[Start of section]

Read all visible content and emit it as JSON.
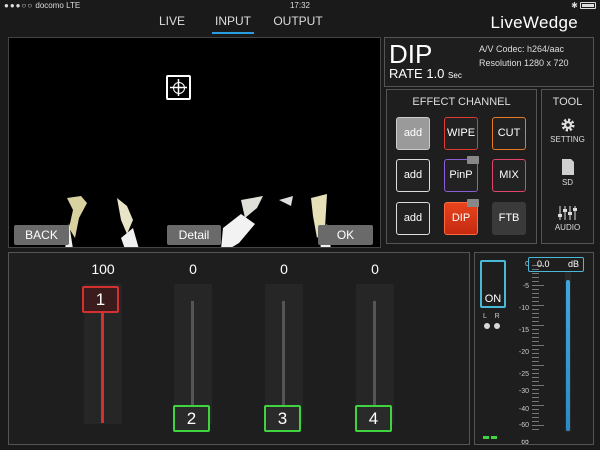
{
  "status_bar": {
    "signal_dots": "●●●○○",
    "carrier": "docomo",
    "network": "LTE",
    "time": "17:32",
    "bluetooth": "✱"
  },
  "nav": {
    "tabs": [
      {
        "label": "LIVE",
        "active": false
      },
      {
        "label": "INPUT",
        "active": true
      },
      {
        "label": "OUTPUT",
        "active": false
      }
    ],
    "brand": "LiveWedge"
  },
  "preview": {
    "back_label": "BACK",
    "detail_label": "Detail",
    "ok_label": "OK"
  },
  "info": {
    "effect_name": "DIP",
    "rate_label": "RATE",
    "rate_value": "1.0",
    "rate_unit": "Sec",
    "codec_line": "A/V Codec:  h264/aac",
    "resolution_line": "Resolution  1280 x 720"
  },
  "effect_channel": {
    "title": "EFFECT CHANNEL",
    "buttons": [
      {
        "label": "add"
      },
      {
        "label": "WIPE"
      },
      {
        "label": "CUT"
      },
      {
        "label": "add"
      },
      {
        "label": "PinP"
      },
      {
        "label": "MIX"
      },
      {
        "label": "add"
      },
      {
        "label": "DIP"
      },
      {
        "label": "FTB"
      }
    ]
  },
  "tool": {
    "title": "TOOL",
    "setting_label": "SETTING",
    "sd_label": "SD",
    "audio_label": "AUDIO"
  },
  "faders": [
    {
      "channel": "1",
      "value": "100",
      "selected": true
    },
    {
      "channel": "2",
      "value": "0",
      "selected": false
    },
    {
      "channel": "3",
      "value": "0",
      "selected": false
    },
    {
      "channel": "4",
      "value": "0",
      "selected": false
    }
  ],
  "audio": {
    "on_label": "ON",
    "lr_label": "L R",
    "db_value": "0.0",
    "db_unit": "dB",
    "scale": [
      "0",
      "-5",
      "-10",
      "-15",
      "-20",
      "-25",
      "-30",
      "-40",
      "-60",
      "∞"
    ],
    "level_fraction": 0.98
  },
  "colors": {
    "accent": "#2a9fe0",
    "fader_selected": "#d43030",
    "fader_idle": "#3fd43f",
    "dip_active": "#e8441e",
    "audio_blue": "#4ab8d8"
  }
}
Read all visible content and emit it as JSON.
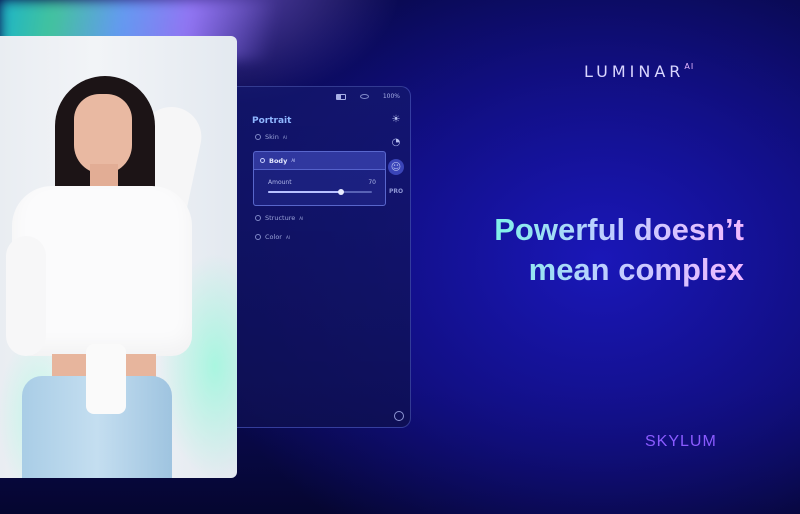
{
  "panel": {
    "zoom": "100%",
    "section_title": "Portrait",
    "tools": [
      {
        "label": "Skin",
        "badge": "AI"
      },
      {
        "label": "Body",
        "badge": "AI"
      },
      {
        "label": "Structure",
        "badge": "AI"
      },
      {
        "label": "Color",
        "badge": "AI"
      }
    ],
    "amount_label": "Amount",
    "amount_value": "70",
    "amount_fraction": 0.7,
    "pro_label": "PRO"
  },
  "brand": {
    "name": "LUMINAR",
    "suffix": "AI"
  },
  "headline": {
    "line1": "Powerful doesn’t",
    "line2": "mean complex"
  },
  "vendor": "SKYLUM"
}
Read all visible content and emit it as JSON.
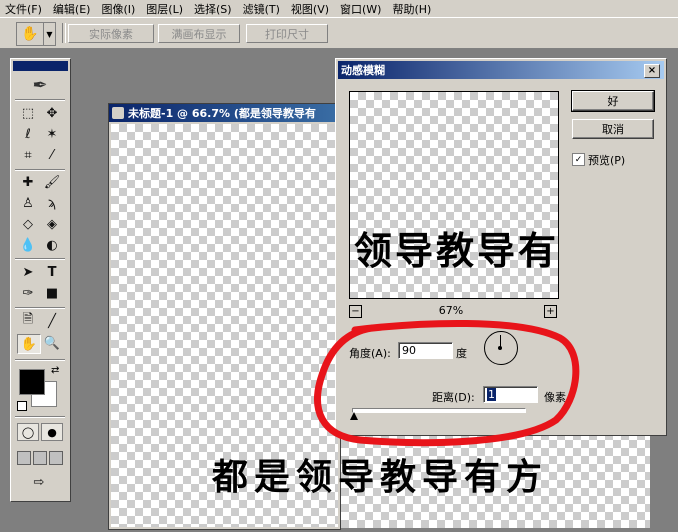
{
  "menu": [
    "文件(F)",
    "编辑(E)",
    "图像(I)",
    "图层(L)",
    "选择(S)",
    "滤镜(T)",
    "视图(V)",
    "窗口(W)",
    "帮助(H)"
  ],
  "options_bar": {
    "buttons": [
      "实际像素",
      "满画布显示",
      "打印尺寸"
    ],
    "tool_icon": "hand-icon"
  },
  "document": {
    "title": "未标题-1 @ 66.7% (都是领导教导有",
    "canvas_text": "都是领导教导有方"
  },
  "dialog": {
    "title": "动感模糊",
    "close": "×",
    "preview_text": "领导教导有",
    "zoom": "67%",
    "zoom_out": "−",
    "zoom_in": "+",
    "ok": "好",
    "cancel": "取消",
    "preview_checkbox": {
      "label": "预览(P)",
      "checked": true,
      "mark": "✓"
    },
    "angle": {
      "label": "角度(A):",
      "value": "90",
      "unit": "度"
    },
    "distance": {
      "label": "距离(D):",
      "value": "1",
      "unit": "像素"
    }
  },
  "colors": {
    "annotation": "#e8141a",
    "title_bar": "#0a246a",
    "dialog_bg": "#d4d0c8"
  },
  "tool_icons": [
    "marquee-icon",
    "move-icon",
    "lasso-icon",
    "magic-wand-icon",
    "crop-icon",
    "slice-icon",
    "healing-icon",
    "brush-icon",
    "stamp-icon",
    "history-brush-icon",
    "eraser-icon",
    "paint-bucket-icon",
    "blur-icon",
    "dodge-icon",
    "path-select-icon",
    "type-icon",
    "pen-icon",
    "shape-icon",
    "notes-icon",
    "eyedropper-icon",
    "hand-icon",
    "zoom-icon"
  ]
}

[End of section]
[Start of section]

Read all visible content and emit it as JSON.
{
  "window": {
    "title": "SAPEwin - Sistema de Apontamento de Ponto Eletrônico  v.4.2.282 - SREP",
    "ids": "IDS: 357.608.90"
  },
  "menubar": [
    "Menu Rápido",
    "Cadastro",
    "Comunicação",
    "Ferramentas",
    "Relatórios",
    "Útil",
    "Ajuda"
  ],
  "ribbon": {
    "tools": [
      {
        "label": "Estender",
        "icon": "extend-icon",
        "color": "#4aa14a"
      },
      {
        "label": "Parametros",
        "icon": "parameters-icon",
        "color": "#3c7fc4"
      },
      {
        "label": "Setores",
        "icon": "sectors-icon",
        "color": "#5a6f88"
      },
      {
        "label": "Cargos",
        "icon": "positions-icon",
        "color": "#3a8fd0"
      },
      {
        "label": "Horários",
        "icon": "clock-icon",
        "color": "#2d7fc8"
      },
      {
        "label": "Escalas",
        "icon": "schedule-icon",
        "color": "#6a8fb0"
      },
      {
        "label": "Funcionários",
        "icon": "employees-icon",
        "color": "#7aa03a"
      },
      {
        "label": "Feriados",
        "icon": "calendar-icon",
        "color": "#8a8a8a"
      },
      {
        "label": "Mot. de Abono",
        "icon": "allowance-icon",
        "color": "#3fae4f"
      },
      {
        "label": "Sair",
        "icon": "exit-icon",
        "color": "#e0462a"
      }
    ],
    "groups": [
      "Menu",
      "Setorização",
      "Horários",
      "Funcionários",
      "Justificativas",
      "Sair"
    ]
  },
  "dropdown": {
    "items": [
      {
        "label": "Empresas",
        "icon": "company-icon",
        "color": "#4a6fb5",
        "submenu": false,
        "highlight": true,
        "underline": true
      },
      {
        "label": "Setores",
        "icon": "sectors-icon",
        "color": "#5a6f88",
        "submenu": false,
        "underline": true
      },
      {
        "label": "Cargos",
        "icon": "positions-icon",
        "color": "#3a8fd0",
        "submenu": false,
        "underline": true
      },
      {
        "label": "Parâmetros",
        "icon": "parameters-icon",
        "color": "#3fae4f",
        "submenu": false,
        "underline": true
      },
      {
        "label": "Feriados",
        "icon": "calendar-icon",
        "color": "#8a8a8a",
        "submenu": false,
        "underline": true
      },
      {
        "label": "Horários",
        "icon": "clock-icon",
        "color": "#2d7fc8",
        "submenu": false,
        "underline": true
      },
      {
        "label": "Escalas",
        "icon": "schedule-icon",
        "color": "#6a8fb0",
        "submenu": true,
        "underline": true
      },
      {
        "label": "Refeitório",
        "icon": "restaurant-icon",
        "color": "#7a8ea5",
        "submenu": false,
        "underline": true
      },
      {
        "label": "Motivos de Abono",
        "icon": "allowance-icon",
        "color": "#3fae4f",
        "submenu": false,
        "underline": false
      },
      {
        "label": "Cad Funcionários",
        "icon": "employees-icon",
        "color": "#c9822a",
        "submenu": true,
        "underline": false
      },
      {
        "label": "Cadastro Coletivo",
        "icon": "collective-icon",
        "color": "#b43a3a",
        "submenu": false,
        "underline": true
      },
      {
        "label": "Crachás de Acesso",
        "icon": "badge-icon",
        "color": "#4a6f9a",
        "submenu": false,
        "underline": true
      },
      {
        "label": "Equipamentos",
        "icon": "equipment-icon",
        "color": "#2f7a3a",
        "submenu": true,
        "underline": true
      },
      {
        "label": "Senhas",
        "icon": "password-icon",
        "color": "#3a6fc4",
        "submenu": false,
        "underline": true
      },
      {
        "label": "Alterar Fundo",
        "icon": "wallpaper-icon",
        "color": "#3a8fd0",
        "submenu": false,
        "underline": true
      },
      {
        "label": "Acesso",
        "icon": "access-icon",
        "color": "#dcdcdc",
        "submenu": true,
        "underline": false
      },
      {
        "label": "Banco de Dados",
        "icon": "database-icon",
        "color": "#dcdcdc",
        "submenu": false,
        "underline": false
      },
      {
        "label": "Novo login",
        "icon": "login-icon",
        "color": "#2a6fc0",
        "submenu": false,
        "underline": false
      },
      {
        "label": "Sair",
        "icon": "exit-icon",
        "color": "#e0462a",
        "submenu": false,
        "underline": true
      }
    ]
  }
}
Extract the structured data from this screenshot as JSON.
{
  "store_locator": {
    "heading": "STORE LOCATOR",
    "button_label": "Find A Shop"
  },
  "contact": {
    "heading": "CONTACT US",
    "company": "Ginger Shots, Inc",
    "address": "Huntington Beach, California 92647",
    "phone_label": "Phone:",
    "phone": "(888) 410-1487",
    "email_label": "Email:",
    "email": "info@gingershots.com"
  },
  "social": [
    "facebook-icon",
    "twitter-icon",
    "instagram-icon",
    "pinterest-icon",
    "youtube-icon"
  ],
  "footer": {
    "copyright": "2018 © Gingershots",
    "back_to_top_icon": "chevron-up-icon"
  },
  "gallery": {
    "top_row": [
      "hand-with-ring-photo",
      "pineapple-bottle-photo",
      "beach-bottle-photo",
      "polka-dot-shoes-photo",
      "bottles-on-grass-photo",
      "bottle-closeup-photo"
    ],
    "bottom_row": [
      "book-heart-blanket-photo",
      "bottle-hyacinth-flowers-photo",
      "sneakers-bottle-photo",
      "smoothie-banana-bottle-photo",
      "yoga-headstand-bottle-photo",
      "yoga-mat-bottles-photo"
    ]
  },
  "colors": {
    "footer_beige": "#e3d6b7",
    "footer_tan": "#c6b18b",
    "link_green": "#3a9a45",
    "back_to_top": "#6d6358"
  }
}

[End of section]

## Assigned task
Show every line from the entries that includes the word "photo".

## Final answer
      "hand-with-ring-photo",
      "pineapple-bottle-photo",
      "beach-bottle-photo",
      "polka-dot-shoes-photo",
      "bottles-on-grass-photo",
      "bottle-closeup-photo"
      "book-heart-blanket-photo",
      "bottle-hyacinth-flowers-photo",
      "sneakers-bottle-photo",
      "smoothie-banana-bottle-photo",
      "yoga-headstand-bottle-photo",
      "yoga-mat-bottles-photo"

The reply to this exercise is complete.